were presented in what i imagine to be

uncanny – making you double take in the space

couple images attached to aide explanation

the structure is elaborate

and maybe unnecessary

but i love its convolution

and for me it becomes the principal subject

anyways enough from me for now

soon soon

zx

 

Definition of structure

noun

1 the arrangement of and relations between the parts or elements of something complex:

the two sentences have equivalent structures

the company’s weakness is the inflexibility of its management structure

[mass noun] the quality of being organized: we shall use three headings to give some structure to the discussion

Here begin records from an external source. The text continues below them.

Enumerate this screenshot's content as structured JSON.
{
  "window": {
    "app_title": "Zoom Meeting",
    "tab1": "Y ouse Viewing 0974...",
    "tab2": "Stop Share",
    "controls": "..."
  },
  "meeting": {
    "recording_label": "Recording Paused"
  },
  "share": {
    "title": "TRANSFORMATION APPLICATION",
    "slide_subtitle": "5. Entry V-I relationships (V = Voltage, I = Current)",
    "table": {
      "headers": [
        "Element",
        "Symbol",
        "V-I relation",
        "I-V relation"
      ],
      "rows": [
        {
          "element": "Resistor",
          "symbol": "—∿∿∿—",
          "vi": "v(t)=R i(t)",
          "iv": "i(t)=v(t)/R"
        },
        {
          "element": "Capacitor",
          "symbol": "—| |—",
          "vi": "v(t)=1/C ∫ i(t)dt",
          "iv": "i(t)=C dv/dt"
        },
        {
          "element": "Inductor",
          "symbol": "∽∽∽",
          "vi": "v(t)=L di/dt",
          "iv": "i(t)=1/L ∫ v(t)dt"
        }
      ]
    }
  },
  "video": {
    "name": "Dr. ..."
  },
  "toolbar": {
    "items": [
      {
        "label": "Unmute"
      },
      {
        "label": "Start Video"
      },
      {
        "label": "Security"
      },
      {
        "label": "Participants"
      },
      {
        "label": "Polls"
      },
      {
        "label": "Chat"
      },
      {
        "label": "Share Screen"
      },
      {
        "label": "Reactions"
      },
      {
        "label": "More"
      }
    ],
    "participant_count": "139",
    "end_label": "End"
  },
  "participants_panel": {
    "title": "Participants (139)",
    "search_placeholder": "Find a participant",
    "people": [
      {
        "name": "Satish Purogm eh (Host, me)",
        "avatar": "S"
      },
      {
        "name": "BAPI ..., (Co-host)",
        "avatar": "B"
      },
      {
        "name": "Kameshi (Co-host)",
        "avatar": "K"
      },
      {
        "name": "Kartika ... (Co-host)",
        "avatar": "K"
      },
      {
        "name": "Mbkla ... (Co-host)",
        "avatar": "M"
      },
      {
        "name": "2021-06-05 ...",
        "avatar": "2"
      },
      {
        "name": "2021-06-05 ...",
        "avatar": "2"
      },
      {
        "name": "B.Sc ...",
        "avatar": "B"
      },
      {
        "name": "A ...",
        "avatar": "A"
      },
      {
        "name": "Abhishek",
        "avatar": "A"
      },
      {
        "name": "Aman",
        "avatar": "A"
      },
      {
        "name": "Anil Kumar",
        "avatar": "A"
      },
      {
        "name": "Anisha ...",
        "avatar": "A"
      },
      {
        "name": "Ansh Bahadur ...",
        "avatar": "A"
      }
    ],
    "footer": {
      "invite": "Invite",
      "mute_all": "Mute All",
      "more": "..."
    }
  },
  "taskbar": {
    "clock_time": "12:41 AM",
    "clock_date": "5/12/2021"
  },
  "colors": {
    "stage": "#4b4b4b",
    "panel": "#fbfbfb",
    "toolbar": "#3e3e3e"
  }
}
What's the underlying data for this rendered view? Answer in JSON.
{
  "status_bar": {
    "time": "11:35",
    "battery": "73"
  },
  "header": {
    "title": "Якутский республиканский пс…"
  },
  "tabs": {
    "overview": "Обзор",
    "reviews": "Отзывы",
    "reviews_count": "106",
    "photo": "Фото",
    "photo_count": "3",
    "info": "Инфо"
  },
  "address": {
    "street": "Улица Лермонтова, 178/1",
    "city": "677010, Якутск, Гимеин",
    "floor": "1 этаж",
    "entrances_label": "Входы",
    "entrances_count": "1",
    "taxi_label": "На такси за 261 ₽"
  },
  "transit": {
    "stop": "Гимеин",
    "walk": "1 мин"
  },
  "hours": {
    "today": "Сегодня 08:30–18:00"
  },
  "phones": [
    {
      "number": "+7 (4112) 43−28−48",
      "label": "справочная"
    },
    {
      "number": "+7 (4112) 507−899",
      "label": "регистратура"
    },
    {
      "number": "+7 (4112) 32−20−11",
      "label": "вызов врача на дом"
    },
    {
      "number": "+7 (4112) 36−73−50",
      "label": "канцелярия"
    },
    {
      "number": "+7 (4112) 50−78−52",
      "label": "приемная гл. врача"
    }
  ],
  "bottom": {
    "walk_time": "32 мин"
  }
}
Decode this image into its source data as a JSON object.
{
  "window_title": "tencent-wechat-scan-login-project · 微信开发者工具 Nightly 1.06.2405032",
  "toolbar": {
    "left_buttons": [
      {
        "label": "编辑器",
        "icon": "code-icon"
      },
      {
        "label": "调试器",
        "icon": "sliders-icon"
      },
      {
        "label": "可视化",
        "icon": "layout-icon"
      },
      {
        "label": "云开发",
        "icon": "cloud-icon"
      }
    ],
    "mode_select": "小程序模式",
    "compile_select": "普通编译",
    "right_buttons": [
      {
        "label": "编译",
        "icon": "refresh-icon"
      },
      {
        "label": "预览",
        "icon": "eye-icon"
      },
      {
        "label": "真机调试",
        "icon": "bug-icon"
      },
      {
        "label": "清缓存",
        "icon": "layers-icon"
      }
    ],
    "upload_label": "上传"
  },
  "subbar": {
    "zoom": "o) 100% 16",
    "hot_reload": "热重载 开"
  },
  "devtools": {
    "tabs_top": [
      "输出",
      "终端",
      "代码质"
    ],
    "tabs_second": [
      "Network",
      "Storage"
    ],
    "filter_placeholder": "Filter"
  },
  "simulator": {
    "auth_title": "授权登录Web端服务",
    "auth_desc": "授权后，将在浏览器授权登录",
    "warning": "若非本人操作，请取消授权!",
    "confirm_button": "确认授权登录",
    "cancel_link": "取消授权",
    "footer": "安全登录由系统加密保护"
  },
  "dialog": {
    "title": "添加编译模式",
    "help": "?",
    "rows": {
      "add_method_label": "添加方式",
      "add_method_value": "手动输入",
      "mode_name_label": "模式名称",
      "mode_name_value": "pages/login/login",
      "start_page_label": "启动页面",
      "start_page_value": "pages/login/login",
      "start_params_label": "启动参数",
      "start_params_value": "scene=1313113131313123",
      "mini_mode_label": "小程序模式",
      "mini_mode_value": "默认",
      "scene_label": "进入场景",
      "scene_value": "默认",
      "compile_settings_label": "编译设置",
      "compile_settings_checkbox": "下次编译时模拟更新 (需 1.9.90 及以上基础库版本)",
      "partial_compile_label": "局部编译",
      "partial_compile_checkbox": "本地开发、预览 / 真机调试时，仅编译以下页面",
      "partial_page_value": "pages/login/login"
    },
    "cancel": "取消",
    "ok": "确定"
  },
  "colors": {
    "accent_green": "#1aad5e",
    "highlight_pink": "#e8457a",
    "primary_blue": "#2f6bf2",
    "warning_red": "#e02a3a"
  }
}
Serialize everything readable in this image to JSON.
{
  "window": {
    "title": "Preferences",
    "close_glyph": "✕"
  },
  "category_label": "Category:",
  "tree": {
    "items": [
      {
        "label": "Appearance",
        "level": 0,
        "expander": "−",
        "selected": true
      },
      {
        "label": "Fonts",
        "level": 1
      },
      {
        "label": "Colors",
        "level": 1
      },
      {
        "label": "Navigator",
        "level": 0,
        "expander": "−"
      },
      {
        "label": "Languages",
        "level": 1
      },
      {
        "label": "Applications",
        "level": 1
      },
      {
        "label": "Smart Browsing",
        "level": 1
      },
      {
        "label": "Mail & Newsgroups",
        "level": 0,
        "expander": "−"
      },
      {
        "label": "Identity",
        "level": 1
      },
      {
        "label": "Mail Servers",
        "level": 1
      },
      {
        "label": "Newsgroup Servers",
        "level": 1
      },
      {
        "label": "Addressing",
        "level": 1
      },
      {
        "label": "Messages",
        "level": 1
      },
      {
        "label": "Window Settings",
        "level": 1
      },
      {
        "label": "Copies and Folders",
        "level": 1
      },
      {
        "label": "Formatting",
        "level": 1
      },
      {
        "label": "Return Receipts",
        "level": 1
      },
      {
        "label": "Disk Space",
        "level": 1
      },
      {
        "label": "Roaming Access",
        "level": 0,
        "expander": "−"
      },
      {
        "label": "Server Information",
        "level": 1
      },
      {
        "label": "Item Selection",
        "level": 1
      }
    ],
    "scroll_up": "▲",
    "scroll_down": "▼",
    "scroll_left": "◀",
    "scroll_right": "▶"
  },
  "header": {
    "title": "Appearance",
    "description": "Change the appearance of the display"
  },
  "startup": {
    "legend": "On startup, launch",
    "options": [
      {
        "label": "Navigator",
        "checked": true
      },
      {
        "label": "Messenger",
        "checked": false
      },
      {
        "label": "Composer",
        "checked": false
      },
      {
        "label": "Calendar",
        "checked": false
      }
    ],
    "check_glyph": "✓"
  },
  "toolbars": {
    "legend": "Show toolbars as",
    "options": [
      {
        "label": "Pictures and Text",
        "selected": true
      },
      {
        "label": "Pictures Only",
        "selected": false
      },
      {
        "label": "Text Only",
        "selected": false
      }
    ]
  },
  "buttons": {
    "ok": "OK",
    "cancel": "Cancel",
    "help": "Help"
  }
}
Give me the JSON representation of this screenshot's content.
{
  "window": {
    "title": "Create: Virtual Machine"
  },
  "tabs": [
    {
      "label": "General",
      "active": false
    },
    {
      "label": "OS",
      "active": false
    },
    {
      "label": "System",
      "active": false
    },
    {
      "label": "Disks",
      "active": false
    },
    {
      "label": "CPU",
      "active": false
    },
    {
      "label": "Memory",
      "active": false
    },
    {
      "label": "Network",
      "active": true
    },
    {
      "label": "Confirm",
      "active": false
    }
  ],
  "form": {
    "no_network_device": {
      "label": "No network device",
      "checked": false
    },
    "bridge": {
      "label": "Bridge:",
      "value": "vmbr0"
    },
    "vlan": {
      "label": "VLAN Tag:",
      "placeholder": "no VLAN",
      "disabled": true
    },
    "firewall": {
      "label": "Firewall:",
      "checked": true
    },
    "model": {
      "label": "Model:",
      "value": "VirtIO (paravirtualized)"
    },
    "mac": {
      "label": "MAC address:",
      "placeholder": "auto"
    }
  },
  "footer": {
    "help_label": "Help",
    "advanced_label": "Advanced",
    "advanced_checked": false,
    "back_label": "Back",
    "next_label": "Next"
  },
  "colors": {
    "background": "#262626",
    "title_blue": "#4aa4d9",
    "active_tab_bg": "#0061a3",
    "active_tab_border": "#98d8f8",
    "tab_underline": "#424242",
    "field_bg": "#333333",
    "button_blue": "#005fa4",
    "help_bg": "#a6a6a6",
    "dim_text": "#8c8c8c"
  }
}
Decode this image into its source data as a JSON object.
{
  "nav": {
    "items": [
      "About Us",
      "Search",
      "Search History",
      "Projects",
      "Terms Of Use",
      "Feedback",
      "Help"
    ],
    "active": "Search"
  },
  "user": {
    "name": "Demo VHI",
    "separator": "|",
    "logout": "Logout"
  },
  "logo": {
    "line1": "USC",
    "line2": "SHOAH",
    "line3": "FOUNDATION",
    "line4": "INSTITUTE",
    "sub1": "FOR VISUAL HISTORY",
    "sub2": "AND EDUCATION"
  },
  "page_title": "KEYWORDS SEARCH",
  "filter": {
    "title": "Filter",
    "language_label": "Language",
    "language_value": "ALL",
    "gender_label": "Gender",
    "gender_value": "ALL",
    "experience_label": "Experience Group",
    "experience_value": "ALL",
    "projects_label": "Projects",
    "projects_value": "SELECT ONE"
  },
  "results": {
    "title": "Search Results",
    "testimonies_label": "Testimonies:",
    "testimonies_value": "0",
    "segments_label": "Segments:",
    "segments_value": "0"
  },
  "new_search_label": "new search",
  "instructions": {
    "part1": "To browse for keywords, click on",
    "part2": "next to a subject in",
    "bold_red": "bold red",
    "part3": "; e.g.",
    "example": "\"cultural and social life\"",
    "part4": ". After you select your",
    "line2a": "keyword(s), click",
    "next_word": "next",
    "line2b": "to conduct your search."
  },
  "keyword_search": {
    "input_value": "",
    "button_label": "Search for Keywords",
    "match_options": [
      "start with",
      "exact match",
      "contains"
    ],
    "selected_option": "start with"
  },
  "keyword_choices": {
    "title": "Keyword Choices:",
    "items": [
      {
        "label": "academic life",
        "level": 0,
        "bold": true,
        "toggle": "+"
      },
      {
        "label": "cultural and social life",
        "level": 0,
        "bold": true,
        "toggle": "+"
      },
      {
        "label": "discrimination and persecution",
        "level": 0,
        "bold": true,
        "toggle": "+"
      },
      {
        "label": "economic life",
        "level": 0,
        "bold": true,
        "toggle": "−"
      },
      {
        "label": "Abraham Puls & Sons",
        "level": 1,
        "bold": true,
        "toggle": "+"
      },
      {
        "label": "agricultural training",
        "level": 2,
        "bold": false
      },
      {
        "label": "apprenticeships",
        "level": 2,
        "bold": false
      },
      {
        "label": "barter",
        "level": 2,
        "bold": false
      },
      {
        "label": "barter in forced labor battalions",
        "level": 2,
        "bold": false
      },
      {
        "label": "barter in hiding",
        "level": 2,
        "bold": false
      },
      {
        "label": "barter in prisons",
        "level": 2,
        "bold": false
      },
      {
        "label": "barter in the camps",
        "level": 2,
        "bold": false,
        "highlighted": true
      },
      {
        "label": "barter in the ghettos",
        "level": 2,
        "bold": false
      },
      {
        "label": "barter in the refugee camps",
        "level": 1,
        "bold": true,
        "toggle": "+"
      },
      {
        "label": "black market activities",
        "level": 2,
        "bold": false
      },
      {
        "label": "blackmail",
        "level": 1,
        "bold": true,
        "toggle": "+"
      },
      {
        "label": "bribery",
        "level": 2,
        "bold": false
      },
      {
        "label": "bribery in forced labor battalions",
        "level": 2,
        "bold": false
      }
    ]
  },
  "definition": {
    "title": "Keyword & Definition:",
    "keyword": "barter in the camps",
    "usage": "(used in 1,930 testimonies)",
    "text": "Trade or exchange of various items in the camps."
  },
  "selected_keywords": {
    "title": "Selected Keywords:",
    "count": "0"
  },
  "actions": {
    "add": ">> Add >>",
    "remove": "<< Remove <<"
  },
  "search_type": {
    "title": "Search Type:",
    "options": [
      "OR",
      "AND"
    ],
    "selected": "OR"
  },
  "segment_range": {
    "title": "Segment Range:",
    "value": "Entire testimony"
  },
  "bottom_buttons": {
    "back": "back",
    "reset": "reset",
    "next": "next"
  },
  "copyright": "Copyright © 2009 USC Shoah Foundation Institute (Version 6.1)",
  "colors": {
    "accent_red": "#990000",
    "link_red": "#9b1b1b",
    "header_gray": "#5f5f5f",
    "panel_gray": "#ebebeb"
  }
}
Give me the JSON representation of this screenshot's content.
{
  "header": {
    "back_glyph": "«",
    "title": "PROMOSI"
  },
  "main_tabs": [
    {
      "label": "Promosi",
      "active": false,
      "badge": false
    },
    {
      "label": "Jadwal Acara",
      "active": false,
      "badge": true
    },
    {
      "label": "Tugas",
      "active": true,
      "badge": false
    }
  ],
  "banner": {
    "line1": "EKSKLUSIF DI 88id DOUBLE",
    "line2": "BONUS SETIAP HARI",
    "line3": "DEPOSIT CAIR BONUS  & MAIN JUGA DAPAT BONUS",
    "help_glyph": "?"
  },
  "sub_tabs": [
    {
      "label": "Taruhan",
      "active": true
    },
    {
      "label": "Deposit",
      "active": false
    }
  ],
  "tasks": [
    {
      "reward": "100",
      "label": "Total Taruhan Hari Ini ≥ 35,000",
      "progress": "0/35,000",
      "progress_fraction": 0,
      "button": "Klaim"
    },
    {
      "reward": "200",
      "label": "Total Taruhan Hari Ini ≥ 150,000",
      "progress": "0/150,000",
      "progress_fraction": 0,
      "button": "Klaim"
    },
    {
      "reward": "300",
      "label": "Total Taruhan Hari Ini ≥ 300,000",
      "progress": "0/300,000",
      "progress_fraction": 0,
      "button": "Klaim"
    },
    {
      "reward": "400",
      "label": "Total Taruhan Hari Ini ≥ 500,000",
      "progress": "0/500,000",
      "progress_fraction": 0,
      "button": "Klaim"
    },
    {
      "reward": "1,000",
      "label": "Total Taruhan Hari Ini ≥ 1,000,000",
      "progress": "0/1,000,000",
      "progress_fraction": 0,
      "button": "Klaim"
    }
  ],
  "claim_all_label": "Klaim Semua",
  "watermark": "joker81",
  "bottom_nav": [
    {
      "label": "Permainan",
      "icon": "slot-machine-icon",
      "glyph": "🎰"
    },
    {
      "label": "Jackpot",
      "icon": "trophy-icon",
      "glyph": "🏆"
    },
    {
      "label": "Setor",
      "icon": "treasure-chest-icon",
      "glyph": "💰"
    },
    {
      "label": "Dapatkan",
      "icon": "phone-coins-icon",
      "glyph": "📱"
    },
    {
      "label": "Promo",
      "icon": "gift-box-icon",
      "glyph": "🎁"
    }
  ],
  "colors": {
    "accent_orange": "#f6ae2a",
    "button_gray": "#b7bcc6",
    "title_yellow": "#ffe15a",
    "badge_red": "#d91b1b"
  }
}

2 a building or other object constructed from several parts: the station is a magnificent structure and should not be demolished

 

Definition of form

noun

1. the visible shape or configuration of something: the form, colour, and texture of the tree [mass noun]: the flowers of this shrub are remarkable both in form and colour

• the body or shape of a person or animal: his eyes scanned her slender form

• [mass noun] style, design, and arrangement in an artistic work as distinct from its content: these videos are a triumph of form over content

2. a particular way in which a thing exists or appears: essays in book form energy in the form of light

• any of the ways in which a word may be spelled, pronounced, or inflected: an adjectival form

• Philosophy the essential nature of a species or thing, especially (in Plato’s thought) regarded as an abstract ideal which real things imitate or participate in.

3. a type or variety of something: sponsorship is a form of advertising

• an artistic or literary genre: a form is as good as the writer who chooses it

• Botany a taxonomic category that ranks below variety, which contains organisms differing from the typical kind in some trivial, frequently impermanent, character, e.g. a colour variant. Also called forma.

4 [mass noun] the customary or correct method or procedure: an excessive concern for legal form and precedent

• [count noun] a ritual or convention: the outward forms of religion

• [count noun] a set order of words; a formula: a form of words

5. a printed document with blank spaces for information to be inserted: an application form

6. chiefly British a class or year in a school, usually given a specifying number: the fifth form

7. [mass noun] the state of a sports player or team with regard to their current standard of play: they are one of the best teams around on current form

• details of previous performances by a racehorse or greyhound: an interested bystander studying the form

• a person’s mood and state of health: she seemed to be on good form

• British informal a criminal record: they both had form

8. British a long bench without a back.

9. Printing, chiefly USvariant spelling of forme.

10. British a hare’s lair.

11. another term for shuttering.